By Johnny Walker
Rising heavyweight contender Tyson Fury of the United Kingdom backed up his trademark brash talk today by stopping veteran Irish heavyweight Martin Rogan with a fifth round TKO at the Odyssey Arena in Belfast, Northern Ireland.
With the win, Fury (18-0, 13 KOs) picks up the previously vacant Irish Heavyweight championship.
Fury, who normally fights out of an orthodox stance, threw a curve-ball at Rogan right away in round one by fighting as a southpaw. The newly trim-looking Fury was content to bide his time throughout the first two rounds, seemingly getting comfortable with his new style, and Rogan took advantage by pressuring him and throwing some awkward combinations at the 6’9” giant.
Fury basically gave away the first two rounds, but when he did start to attack, it was clear that Rogan would be easily overpowered on this night.
A glancing left hook from Fury, still fighting as a southpaw, sent Rogan to the mat late in round three, and though the veteran beat the count, his momentum on this night was effectively ended.
Round four saw Rogan right the ship somewhat, though his aggression was now muted as Fury used his reach advantage to nullify Rogan’s attempts to get inside.
Fury was becoming increasingly comfortable, while Rogan was becoming increasingly desperate.
Fury had seemingly had enough of the proceedings in round five, and opened up with a stinging body attack on the challenger. A hard left hook to Rogan’s midsection saw the Irish veteran wince and go to the mat.
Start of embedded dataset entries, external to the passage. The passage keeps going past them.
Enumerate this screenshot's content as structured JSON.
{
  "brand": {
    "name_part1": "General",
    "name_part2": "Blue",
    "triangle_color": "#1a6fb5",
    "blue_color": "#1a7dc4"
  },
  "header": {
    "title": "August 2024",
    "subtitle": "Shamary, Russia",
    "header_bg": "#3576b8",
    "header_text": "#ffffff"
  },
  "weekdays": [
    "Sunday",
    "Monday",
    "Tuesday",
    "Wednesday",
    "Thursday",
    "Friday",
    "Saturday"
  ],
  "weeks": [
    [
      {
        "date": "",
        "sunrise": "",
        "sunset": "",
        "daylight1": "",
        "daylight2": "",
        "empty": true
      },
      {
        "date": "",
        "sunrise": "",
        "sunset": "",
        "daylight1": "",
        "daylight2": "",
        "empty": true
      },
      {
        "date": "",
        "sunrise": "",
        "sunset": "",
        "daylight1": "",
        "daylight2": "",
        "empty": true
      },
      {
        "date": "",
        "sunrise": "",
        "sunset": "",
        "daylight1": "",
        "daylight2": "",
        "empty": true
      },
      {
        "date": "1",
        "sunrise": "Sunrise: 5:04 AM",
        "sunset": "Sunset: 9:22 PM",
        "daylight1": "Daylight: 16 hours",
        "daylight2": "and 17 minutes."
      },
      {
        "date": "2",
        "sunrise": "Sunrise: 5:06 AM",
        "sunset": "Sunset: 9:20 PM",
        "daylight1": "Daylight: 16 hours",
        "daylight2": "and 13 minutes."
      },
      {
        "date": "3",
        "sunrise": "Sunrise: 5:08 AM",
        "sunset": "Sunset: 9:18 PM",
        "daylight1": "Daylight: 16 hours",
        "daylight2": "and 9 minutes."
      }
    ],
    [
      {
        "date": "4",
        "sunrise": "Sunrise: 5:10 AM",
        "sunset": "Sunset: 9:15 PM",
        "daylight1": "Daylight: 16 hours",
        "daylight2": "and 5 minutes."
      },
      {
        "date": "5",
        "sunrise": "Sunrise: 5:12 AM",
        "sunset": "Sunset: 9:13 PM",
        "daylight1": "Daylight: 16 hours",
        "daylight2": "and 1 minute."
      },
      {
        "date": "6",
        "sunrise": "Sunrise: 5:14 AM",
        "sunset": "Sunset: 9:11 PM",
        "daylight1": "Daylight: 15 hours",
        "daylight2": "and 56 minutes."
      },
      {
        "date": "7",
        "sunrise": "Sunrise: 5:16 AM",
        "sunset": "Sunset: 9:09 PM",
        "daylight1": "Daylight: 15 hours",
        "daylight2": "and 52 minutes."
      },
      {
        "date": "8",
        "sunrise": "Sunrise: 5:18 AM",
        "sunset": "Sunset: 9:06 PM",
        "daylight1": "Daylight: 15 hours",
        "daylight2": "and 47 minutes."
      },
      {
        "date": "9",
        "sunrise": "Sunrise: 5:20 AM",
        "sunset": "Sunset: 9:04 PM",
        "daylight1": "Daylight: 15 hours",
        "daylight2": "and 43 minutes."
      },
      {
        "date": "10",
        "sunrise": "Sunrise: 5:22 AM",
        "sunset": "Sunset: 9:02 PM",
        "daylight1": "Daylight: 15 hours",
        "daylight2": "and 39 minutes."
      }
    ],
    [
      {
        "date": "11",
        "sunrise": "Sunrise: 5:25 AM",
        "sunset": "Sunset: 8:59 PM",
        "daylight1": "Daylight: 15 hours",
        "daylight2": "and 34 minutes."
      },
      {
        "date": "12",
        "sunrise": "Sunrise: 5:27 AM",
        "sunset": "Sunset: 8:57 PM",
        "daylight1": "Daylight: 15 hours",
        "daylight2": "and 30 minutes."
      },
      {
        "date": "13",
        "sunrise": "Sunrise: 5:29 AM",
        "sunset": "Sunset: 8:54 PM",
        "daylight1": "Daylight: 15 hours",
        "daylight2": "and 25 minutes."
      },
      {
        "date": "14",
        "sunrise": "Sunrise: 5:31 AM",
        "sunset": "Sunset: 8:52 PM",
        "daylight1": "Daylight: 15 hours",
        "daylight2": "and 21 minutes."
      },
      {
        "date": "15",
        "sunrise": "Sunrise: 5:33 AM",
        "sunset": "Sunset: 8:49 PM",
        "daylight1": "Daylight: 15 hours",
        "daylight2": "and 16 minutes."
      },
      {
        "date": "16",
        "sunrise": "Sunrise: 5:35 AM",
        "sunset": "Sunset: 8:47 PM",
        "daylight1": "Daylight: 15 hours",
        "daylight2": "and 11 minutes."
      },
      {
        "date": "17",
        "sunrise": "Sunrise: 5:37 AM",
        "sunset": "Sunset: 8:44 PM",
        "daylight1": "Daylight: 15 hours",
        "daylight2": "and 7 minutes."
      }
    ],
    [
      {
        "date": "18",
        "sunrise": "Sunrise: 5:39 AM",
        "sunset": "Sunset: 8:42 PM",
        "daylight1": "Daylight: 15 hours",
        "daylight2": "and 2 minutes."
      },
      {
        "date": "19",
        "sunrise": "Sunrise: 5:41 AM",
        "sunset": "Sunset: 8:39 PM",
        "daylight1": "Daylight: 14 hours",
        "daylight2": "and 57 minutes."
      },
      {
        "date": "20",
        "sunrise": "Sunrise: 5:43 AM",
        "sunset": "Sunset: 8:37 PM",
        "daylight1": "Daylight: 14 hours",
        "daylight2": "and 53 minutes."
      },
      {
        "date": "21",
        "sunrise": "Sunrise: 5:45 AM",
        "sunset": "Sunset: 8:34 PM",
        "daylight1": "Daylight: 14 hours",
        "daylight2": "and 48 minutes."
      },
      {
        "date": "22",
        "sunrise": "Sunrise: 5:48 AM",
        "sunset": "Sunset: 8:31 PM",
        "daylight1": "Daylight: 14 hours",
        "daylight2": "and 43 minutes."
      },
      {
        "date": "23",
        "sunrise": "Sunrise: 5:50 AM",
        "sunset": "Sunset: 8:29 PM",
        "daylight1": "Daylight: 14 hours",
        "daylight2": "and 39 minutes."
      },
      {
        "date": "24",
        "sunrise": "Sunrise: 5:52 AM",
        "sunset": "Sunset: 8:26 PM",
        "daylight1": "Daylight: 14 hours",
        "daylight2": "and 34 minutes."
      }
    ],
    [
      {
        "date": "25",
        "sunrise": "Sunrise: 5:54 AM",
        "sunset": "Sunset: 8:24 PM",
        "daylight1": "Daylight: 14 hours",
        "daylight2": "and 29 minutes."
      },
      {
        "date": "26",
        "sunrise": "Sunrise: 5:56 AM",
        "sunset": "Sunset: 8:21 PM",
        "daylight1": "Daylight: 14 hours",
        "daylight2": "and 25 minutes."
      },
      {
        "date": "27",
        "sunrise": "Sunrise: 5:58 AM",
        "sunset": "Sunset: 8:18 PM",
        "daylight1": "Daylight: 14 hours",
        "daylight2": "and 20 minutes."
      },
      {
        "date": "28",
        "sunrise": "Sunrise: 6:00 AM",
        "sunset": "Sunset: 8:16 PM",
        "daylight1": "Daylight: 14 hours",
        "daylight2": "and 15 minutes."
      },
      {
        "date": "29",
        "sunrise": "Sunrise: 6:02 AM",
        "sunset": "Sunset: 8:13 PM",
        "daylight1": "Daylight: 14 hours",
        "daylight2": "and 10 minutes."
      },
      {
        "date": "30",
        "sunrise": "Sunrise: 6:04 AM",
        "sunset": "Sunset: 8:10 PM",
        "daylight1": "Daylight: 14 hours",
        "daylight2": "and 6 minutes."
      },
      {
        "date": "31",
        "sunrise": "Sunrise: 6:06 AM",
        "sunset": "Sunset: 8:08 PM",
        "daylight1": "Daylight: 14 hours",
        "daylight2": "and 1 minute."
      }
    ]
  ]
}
Rogan beat the count, but his corner threw in the towel, and Fury had his victory.
Fury explained his southpaw conversion after the fight as a result of him being “ambidextrous,” and expressed great satisfaction with his physical conditioning–at 245 3/4 pounds, Fury entered the ring at his lightest weight as a professional fighter.
“I’m a world class heavyweight, I’m going to try different things,” Fury said.
“No doubt, I’m in the best shape I’ve ever been in.”
Fury, 23, had taunted the 41-year-old Rogan, calling him a “bum” in the build-up to the fight, but he was classy in defeat, attempting to lead the largely pro-Rogan Belfast crowd in a chanted salute to their fallen hometown hero.
“Rogan is a true Irish warrior,” Fury said.
As for what is next, Fury was unusually reserved.
“I’ve done a lot of talking in the past – I’m going to just let my boxing do the talking from now on,” Fury declared.